One other area that the film stumbles is in the effects department. I've always found the film's somewhat hit-and-miss in their CG and Order Of The Phoenix is no exception. The smaller stuff all looks great, Hoggwarts continues to amaze and the world itself is flawless. But whenever there is a big effects moment the results are often hokey. There is an ogre/giant character that looks about as realistic as Shrek. By having him stand next to human characters, his lacklustre rendering is only further emphasized. This is also the case in an important moment featuring centaurs. The final battle scenes are also iffy, with a whole lot of blurring. I also feel I should mention that almost every scene featuring characters flying on brooms fail to even meet the realism of the speeder bike chase from Return Of The Jedi (Made 24 years ago!!!). To be fair however, the dragon-horse things look pretty nifty.
The actors continue to do wonderful jobs, never faltering, and always fully inhabiting their characters. Sadly, Watson and Grint (Right) are sidelined as Harry takes centre stage, although both actors continue to charm. Daniel Radcliffe definitely seems to be growing as an actor, and meets every challenge here admirably. The real joy for me, though, is the Hoggwarts teachers. As in each instalment, Alan Rickman, Maggie Smith, Robbie Coltrane, Michael Gambon, etc. continue to endlessly entertain and inject a mature (yet playful) energy that really elevates this franchise to something brilliant. Most of all however, hat off to Imelda Staunton who creates the most boo-able villain of the summer. Her Miss Umbridge, like the demonic bastard sister of Kathy Bates Annie in Misery, is so cheerfully hateful that she blows the generic Voldemort clear off the screen. She steals every scene she's in and, if the Academy were more open-minded, would be a shoe-in for an Oscar nod. I didn't think anyone could top Kenneth Branaugh's Professor Lockhart in Chamber Of Secrets, but Staunton does. Gary Oldman, as Sirius Black is also a joy to watch. Oldman, often prone to playing unapproachable nut jobs projects a real sense of warmth here that is more than welcome. I also have to give special notice to Helena Bonham Carter. Her Bellatrix Lestrange, who is given a crackerjack introduction, is somewhat underdeveloped here but Bonham Carter (Channelling the bride of Frankenstein???) never fails to go gleefully over the top. Also, young Evanna Lynch, as Harry's odd classmate Luna Lovegood gives a truly winning performance and manages to find some real moments of truth that are the most moving moments in the film.

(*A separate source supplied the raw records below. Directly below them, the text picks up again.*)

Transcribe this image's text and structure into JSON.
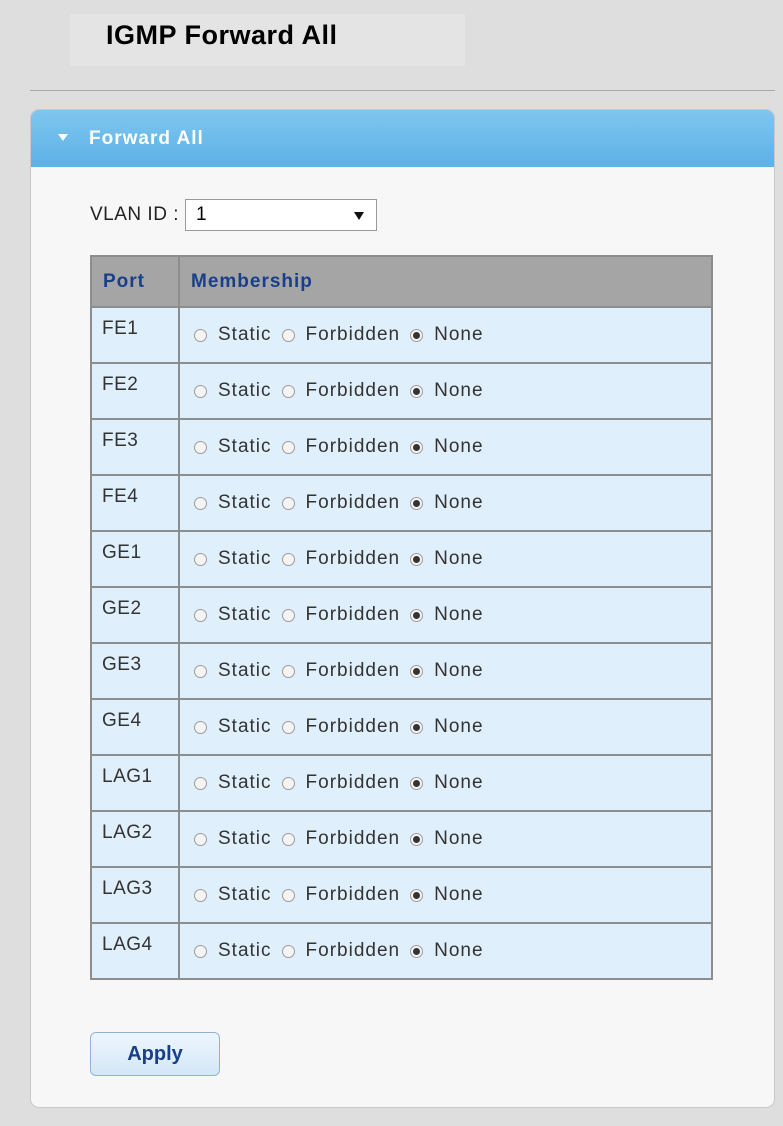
{
  "page_title": "IGMP Forward All",
  "panel": {
    "title": "Forward All",
    "vlan_label": "VLAN ID :",
    "vlan_value": "1"
  },
  "table": {
    "headers": {
      "port": "Port",
      "membership": "Membership"
    },
    "option_labels": [
      "Static",
      "Forbidden",
      "None"
    ],
    "rows": [
      {
        "port": "FE1",
        "selected": "None"
      },
      {
        "port": "FE2",
        "selected": "None"
      },
      {
        "port": "FE3",
        "selected": "None"
      },
      {
        "port": "FE4",
        "selected": "None"
      },
      {
        "port": "GE1",
        "selected": "None"
      },
      {
        "port": "GE2",
        "selected": "None"
      },
      {
        "port": "GE3",
        "selected": "None"
      },
      {
        "port": "GE4",
        "selected": "None"
      },
      {
        "port": "LAG1",
        "selected": "None"
      },
      {
        "port": "LAG2",
        "selected": "None"
      },
      {
        "port": "LAG3",
        "selected": "None"
      },
      {
        "port": "LAG4",
        "selected": "None"
      }
    ]
  },
  "apply_label": "Apply",
  "colors": {
    "header_blue": "#5cb1e6",
    "table_header_gray": "#a5a5a5",
    "row_bg": "#dfeffb",
    "link_blue": "#1a3f8a"
  }
}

So, I suppose the inevitable question is where does The Order Of The Phoenix place amongst the other films? Unfortunately I have to place it at the bottom of list due to the wildly unsuccessful third act. Like Spider-Man 3, there is a lot of great stuff that get's hampered down by a number of weaknesses. It is important to mention, however, that like the James Bond films, even a lesser Potter film is still far more entertaining than the average blockbuster. These films have a consistency that is refreshing given the fallibility of film franchises these days, and for maybe the first time ever I walked out of a Potter movie eager for the next one. In a summer that has been dominated by impersonal mediocrity, this trip to Hoggwarts feels like a breath of fresh air. Let's just hope that next time the results are a little better.
3.5 out of 5